• [Dataset rows describing interfaces]
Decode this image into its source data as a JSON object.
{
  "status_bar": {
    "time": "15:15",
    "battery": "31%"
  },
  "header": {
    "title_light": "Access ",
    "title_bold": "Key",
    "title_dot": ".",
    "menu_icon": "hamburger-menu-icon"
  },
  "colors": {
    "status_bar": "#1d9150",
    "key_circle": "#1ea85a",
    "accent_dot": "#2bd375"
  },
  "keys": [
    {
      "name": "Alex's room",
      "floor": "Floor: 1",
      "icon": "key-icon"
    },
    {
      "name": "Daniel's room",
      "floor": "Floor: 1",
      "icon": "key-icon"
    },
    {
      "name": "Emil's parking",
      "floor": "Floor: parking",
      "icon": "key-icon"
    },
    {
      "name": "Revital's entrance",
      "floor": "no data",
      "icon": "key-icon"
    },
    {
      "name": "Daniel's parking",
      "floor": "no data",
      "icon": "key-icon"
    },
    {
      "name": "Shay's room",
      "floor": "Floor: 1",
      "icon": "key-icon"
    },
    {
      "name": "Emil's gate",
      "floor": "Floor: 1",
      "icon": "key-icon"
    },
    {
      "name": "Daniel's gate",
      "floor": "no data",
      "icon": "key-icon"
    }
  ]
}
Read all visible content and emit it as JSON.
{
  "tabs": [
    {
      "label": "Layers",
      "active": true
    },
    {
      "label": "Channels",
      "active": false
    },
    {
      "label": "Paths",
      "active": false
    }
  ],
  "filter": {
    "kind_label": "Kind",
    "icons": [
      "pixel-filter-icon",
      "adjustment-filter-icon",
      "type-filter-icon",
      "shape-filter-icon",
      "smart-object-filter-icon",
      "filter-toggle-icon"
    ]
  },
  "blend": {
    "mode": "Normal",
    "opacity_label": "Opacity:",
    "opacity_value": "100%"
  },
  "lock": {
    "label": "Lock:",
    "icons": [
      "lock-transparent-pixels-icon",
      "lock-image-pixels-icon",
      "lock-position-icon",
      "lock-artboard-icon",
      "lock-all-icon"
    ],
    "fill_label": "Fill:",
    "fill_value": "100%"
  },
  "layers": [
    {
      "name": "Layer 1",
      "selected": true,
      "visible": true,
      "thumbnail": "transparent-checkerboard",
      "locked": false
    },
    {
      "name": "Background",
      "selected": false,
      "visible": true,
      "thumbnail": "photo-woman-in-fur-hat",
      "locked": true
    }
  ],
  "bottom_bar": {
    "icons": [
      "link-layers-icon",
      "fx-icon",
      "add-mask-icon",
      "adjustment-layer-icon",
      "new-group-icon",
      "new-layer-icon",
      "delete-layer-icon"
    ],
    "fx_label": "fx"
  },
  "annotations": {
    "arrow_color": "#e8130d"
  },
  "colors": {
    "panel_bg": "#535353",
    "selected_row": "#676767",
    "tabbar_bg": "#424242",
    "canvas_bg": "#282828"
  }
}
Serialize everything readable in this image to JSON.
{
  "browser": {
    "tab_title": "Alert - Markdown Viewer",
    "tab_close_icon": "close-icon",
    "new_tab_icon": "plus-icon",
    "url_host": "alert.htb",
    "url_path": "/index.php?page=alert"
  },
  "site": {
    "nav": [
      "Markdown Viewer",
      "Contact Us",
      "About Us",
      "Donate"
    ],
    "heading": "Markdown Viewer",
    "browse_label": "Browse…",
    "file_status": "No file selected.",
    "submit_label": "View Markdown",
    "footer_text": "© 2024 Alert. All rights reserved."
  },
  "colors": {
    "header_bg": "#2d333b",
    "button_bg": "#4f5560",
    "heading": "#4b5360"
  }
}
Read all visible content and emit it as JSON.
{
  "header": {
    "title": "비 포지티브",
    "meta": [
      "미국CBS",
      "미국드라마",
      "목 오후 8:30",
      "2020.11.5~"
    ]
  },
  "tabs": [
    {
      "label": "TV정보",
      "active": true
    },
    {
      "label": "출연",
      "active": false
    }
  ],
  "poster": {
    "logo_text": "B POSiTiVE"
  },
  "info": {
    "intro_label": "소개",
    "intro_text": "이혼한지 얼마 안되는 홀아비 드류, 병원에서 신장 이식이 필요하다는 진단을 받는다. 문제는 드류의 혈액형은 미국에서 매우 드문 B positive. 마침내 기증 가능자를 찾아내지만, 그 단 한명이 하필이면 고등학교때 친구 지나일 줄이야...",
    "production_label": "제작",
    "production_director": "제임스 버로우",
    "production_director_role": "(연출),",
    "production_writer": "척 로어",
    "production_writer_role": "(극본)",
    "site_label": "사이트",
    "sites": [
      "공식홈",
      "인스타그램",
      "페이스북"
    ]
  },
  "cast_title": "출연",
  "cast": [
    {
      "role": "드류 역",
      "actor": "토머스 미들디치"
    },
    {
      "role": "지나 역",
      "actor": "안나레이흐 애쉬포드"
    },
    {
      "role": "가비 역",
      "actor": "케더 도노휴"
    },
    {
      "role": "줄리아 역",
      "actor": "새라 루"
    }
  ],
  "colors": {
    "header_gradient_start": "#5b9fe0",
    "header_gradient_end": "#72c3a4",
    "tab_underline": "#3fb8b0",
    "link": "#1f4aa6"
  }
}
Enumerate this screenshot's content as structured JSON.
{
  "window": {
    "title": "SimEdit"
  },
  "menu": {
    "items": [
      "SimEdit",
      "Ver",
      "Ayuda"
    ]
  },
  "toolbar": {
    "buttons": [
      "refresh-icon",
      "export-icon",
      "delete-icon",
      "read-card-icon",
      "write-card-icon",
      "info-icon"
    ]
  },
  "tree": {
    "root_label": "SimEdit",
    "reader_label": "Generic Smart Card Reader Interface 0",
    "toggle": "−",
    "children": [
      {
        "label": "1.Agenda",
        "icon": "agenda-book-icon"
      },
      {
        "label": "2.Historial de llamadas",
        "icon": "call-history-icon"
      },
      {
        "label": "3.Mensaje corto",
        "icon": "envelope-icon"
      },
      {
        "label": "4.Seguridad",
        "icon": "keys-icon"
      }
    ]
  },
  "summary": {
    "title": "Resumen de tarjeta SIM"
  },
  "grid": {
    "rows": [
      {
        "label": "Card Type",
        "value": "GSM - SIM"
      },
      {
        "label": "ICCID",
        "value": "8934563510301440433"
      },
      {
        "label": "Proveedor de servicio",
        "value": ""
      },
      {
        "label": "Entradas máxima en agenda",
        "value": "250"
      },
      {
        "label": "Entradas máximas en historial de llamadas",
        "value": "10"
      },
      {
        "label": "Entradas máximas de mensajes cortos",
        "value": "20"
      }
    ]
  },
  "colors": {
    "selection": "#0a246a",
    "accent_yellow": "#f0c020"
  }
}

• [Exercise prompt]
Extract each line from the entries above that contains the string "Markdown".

• [Your response]
    "tab_title": "Alert - Markdown Viewer",
      "Markdown Viewer",
    "heading": "Markdown Viewer",
    "submit_label": "View Markdown",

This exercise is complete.